Determine how many lines in the listing below contain "icon", then give only that number.

Segment Start: Information shown

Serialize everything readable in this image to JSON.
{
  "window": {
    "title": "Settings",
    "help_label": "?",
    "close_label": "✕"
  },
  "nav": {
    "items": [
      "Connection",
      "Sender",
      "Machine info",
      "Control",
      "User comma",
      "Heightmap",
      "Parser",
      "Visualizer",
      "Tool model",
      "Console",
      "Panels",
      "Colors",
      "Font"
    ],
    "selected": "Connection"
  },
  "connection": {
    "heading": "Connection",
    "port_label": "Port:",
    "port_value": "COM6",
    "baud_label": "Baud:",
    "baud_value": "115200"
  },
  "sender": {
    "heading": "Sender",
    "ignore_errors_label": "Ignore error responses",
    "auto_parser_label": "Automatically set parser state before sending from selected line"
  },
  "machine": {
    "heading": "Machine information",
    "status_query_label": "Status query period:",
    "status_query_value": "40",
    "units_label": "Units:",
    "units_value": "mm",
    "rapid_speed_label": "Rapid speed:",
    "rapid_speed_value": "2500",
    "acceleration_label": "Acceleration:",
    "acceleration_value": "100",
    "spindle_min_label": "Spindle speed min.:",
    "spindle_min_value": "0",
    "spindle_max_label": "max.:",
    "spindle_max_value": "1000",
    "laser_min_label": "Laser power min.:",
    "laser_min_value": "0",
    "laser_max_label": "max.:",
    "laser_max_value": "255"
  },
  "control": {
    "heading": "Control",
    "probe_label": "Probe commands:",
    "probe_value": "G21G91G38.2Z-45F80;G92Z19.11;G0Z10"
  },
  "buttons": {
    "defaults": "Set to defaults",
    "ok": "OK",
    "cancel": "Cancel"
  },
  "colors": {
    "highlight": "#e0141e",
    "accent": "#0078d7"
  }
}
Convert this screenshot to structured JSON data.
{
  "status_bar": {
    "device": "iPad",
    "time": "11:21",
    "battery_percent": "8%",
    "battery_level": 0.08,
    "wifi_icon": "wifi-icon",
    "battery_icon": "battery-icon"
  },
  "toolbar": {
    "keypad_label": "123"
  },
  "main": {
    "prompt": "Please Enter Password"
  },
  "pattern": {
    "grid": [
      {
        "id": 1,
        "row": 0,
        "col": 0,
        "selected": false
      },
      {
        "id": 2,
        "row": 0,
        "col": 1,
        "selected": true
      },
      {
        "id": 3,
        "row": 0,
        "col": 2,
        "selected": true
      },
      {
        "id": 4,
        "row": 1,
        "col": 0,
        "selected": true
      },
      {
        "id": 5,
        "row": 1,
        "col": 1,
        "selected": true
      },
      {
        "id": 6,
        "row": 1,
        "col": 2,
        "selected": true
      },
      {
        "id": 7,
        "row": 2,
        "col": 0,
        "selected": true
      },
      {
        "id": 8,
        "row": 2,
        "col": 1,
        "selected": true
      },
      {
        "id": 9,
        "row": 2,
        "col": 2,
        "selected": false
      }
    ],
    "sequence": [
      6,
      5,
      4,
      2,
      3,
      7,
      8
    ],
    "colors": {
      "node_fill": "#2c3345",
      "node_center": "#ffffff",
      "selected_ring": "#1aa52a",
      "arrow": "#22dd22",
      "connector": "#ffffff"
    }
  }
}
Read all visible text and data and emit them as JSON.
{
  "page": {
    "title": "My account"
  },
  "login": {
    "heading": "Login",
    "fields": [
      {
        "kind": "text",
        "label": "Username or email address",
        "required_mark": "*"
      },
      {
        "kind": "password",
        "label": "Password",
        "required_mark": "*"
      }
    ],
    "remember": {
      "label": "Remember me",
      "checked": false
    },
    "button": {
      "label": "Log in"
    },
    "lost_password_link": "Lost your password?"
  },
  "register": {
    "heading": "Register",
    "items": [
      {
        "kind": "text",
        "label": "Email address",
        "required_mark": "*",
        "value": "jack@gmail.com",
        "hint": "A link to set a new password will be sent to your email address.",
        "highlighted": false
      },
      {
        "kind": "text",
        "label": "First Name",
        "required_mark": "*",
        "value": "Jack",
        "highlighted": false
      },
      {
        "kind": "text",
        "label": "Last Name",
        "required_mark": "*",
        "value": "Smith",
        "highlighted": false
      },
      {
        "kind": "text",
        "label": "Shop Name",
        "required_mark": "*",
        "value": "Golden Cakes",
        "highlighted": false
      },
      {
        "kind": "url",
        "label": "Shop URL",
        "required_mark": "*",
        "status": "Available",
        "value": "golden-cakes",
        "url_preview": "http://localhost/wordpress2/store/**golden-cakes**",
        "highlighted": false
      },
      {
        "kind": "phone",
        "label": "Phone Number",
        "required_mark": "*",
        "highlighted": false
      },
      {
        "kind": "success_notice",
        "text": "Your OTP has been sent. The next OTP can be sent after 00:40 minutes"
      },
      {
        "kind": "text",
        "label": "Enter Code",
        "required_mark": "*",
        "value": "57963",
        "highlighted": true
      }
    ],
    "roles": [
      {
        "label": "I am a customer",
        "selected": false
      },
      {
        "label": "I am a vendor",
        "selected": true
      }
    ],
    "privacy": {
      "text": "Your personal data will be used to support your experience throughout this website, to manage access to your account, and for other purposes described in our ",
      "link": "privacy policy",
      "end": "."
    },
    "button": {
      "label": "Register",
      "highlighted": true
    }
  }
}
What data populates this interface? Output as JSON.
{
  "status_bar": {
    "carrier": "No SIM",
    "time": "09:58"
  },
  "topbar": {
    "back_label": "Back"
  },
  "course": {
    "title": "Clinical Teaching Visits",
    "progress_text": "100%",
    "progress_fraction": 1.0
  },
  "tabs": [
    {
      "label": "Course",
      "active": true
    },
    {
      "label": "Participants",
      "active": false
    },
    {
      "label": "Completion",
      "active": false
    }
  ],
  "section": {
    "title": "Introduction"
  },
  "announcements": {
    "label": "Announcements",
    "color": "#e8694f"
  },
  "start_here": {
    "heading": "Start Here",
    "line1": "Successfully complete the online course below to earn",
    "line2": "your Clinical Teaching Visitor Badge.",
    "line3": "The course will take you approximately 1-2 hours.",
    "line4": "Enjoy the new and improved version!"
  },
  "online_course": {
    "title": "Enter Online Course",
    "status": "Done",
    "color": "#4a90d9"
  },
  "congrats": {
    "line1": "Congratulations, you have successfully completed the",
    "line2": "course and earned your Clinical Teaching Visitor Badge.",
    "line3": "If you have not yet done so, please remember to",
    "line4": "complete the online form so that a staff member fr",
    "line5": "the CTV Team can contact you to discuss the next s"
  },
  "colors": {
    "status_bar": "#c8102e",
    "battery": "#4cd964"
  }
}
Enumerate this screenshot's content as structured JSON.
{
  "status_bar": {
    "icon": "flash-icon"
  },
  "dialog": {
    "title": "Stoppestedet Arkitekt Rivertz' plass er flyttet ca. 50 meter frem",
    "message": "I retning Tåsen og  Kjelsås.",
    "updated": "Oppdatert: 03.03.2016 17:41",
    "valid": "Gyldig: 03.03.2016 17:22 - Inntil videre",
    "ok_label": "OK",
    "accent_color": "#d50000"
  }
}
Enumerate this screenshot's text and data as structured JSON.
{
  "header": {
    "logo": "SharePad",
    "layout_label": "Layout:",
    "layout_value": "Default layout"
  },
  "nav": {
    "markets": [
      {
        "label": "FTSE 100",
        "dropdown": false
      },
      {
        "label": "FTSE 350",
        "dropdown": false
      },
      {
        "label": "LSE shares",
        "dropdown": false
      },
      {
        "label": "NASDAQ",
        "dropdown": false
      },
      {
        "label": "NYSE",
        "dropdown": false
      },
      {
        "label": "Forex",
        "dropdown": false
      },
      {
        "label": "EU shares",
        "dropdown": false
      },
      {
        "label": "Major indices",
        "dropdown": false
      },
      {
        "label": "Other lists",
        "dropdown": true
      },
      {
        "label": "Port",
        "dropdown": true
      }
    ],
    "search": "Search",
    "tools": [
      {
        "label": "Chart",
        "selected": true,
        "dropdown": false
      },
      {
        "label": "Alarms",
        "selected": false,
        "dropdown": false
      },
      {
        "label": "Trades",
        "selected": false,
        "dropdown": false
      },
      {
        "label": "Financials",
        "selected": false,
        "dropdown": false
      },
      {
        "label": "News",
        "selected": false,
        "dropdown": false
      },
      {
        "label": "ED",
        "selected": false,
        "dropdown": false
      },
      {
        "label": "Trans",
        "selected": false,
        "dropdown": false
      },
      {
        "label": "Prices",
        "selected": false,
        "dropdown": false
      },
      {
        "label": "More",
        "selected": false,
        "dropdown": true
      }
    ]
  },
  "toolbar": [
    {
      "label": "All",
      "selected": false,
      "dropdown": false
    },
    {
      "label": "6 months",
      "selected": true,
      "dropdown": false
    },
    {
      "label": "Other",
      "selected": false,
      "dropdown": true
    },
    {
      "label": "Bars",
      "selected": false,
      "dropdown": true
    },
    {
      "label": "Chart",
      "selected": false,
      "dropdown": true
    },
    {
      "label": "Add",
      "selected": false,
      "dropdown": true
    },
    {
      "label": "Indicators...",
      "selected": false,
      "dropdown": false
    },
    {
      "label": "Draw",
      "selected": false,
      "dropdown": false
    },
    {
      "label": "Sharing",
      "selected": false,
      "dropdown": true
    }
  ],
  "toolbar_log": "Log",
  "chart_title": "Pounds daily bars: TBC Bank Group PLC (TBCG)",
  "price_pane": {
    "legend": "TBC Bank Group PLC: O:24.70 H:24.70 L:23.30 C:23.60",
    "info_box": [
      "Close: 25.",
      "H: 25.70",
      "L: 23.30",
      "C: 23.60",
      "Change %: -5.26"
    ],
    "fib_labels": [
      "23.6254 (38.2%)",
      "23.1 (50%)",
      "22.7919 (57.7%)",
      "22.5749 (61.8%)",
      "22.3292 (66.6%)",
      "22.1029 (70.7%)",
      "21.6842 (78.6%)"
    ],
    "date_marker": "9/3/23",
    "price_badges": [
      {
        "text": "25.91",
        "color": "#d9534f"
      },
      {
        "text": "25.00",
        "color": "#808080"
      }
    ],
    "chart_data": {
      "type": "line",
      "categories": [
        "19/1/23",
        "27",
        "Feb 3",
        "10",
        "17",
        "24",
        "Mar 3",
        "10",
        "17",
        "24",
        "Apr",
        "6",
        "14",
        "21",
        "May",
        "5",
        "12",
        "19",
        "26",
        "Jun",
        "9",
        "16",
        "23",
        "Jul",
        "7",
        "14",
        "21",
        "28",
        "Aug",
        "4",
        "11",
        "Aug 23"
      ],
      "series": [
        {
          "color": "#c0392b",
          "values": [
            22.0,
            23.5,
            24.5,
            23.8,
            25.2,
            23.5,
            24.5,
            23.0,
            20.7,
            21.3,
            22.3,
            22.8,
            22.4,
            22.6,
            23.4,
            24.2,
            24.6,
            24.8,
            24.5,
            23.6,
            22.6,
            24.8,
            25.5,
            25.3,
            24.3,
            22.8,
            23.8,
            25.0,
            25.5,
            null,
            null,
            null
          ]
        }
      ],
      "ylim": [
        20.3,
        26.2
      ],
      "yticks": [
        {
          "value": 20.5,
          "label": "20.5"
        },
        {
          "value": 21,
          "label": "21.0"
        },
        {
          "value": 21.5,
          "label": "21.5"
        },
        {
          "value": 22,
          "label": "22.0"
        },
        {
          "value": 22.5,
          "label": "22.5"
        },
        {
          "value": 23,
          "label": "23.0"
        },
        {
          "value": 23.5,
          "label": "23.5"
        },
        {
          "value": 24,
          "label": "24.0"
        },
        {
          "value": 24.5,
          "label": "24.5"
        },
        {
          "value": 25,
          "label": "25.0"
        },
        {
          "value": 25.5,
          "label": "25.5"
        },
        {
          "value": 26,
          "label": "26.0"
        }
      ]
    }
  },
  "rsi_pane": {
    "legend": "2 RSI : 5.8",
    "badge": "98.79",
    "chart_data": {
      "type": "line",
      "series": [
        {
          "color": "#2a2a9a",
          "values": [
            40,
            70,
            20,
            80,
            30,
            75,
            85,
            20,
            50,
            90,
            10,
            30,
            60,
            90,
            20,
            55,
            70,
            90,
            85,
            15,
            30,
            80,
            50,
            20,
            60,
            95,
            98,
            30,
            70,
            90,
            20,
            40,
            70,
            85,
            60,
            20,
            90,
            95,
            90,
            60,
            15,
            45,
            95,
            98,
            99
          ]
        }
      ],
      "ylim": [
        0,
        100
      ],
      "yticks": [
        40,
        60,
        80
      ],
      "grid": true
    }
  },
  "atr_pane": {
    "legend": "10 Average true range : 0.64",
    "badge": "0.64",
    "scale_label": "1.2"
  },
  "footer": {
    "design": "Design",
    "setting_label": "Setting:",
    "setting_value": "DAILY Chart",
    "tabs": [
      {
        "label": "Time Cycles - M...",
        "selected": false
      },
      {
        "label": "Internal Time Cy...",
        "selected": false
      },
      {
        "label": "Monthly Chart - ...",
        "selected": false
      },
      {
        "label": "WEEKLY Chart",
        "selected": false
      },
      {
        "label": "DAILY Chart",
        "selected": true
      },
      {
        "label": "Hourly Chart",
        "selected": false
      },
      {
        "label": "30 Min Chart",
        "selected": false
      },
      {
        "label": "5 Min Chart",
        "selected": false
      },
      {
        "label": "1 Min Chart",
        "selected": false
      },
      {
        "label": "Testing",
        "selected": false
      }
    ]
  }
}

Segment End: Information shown

● **Answer to the problem**: 3